In this letter, Stephen writes to Maggie assuring her of his faithfulness, and tells her of his new commanding officer. We will be featuring letters from Stephen to Maggie throughout the rest of the Civil War Day by Day project, and look forward to your comments as we follow their story!
[ Transcription available below images.]
Camp Warren Washington D.C. Feb. 11, 1862.
I rec’d your very dear letter of the 6th inst* to night and now I will try and answer it before retiring though it is somewhat late; but I can write better when alone than I can when the tent is full of joyous and noisy soldier boys – for we do feel good and make a good deal of noise – You seem to think I must get homesick sometimes; No no Maggie you are mistaken this time; I never have been homesick one minute since I enlisted – true I do think of home often; of the dear ones – dear one I left behind; of the pleasant associations I had to leave behind – but I never have been homesick – not a bit of it – You say you wish you was a man – I don’t but suposing you was what do you think you do? Would you be soldier and die for your country? I think you would make a good soldier Maggie. I do not know what I should do if I was a woman; I think I should make a scolding wife if I could coax any man to have me, Maggie you seem to think I was a little cross when I last wrote you I was not aware of it if I was; but I would be this time if I thought you would serve me as you said you would viz kiss me, but I feel tip top to night and do not want you to accuse me of that this time. You say you do not know but I “may turn out another Capt King” but do you beleave it? I hope not. I hope you have more confidence in me than that. And by the way speaking of Capt King I must tell you what effect his love affair has had amongst the officers of this regiment He is a laughing stock with the most of them in fact he is “played out” to use a slang phrase. But Maggie I do not mean to treat you as Capt King did Miss Chapin; for that was most shameful and no mistake; and should never be [repeated?].
You seem to think that we do not stand much chance of ever returning if we go down the coast.

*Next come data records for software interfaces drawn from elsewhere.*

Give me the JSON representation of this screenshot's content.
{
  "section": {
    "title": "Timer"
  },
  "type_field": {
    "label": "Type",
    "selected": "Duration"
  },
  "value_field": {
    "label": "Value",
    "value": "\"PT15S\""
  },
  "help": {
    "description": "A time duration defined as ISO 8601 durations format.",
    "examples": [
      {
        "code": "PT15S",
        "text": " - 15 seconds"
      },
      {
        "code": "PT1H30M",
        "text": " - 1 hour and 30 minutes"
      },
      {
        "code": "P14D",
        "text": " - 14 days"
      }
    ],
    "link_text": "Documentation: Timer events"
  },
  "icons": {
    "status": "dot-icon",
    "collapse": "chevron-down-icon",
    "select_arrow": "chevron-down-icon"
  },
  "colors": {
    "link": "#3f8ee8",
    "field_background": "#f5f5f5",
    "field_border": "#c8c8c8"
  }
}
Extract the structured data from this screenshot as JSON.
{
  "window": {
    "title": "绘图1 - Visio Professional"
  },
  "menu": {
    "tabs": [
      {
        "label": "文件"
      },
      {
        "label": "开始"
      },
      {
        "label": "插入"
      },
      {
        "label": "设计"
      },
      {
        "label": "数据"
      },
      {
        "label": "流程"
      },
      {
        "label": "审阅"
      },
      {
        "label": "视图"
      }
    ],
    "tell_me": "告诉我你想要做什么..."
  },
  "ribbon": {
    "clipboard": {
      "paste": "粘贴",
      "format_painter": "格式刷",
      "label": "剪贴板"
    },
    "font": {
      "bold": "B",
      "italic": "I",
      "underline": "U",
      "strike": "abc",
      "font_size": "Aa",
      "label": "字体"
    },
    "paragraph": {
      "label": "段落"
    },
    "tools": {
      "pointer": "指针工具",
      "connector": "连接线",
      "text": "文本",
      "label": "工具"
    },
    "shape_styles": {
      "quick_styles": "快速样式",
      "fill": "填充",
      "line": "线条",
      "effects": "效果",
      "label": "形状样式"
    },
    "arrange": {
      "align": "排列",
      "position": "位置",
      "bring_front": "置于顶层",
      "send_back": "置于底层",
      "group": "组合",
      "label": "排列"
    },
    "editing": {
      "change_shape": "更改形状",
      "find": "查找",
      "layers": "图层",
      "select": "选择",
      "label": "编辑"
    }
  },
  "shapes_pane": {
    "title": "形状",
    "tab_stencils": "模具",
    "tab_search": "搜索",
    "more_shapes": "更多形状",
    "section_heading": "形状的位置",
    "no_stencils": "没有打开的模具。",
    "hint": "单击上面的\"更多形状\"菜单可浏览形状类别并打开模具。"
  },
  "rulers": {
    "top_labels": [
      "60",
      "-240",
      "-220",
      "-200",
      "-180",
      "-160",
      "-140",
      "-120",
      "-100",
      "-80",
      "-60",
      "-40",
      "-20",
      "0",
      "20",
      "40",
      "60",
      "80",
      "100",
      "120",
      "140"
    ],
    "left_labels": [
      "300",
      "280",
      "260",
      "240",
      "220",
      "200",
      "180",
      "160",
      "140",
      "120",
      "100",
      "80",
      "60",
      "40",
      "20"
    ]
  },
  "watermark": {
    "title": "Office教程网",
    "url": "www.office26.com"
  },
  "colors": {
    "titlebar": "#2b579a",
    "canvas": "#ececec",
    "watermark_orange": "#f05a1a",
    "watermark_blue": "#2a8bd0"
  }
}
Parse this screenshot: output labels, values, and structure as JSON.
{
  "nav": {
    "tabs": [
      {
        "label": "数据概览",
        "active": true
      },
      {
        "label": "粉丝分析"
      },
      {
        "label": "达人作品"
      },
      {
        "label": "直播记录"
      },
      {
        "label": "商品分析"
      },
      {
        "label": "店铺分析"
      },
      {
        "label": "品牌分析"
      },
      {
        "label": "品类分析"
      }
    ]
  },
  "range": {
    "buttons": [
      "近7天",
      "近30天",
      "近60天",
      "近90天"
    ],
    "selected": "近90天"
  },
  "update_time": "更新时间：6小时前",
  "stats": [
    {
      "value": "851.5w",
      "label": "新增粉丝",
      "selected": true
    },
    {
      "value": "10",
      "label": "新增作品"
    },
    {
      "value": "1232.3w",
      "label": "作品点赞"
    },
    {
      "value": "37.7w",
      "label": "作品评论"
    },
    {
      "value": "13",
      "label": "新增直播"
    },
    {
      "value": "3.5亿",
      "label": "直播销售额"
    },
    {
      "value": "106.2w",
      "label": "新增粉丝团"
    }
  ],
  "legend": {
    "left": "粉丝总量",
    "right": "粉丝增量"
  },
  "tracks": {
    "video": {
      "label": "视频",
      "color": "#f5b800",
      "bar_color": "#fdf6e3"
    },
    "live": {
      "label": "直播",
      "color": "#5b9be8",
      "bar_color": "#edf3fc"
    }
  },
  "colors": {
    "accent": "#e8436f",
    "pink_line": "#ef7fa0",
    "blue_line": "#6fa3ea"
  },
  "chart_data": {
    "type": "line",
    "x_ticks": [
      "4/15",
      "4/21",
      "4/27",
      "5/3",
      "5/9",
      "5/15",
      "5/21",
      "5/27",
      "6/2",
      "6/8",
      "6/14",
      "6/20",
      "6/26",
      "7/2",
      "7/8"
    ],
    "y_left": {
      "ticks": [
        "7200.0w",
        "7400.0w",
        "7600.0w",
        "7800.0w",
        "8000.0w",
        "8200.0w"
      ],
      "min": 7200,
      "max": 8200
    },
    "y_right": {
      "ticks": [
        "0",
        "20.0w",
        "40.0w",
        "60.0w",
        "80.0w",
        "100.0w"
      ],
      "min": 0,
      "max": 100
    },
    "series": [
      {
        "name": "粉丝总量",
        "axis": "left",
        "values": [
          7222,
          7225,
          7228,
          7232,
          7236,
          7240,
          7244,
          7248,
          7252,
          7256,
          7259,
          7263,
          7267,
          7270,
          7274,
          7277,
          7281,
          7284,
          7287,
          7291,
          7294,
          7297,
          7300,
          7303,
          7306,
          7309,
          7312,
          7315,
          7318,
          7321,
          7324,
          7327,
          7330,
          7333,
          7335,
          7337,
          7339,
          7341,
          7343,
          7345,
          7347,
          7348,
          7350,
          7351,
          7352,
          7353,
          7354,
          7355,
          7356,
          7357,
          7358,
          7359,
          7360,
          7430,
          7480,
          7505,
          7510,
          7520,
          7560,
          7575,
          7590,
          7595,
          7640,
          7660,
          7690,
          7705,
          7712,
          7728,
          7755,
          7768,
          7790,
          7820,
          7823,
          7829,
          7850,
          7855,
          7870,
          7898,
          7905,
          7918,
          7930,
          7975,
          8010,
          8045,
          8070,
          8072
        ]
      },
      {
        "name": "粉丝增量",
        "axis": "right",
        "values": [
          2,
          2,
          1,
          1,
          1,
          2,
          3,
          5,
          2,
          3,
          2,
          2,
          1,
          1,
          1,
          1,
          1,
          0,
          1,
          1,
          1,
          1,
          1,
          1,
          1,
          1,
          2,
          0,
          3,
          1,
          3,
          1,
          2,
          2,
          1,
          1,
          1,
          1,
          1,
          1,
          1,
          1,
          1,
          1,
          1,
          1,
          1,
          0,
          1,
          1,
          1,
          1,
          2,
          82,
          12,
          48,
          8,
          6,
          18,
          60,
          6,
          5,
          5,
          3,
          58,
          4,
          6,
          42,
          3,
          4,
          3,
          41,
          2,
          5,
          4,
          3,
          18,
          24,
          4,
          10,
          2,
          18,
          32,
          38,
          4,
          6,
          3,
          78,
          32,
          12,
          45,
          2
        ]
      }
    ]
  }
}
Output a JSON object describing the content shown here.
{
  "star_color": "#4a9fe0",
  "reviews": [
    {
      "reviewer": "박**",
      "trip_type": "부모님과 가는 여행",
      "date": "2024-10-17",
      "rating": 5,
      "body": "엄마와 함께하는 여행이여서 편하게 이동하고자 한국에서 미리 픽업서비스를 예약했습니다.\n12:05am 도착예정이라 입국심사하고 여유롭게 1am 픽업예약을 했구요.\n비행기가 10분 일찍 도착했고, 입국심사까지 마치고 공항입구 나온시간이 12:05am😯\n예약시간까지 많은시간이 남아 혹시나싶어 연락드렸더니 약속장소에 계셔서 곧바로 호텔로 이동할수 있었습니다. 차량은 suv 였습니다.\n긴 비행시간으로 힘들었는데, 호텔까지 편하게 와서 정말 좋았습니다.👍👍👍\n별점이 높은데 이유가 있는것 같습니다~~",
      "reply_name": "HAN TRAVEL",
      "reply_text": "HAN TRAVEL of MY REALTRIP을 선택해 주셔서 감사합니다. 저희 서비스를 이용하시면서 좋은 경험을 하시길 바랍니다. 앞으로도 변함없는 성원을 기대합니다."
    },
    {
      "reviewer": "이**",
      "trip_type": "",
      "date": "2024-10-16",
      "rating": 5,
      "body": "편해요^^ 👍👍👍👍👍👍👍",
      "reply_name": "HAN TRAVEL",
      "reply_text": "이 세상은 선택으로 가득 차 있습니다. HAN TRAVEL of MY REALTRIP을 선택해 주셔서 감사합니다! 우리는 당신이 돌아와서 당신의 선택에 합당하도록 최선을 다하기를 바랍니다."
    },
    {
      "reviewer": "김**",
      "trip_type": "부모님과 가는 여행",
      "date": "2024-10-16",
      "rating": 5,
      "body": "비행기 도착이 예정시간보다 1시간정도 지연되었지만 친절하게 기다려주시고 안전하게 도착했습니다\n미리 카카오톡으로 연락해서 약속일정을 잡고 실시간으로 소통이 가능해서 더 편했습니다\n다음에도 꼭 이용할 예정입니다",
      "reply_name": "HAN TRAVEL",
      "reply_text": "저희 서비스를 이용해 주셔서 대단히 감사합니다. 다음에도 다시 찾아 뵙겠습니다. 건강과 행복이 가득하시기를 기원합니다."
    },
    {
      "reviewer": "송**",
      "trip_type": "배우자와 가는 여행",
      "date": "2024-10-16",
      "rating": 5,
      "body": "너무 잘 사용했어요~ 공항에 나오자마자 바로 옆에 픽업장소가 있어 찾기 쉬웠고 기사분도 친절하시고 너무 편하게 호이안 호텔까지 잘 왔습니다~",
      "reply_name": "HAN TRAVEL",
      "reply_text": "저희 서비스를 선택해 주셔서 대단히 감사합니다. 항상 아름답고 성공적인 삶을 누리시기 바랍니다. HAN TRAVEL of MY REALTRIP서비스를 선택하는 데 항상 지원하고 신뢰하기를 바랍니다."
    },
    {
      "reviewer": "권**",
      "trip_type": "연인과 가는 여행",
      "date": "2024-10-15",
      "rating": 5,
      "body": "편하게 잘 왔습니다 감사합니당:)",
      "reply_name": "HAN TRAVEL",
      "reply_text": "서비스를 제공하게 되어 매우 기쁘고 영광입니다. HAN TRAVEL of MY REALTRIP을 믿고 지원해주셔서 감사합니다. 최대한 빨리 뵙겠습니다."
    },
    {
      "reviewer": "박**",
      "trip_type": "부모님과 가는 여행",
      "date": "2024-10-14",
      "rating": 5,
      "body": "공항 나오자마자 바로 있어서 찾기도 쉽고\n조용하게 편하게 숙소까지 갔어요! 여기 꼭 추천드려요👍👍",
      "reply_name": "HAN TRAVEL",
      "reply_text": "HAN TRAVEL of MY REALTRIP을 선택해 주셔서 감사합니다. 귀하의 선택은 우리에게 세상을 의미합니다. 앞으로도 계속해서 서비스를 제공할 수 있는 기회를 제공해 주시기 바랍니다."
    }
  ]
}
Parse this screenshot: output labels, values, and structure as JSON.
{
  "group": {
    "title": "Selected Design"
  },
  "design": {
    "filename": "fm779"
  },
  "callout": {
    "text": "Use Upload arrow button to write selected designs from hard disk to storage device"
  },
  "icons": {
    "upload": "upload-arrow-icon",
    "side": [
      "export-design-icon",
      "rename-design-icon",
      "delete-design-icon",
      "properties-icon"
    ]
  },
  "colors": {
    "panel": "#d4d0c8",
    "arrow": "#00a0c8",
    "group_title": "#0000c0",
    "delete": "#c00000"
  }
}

I would not have you think so – hope for the best; we will have the same All-Wise Being to watch over us thare that we do here or would if we were at home and I think He is not unmindful of the humble soldier who is in the service of his country.
Our Colonel (Davis) has resigned his commission and is going home – this leaves the regiment in command of Lieut Col Belknap; but I think we shall have Gen Van Valkenburgh to command us soon the place has been tendered to him and I hear he has signified his intentions to accept the offer; if such is the case we will have a good man at the head of the regiment; one who will see that we are will taken care of.
But I shall have to close for it is time to retire as I have to get up at the tap of the drum every morning
When your school closes you say you will have more time to write me than now I am glad of that; and if we should be sent down the coast I will let you know where to write me and you must write often for it will take letters a long time to go and return. Now remember this.
I enclose a counterfit of your humble servant which I hope you will take the trouble to look at sometime; and I wish I could have a chance to take a peep at you
But Good night and one kiss
From ever your
*Note: At the time of the Civil War, the use of “inst” (instant) next to a date indicated the current month. The abbreviation “ult” (ultimo), which Andrews also uses in later letters, refers to the previous month.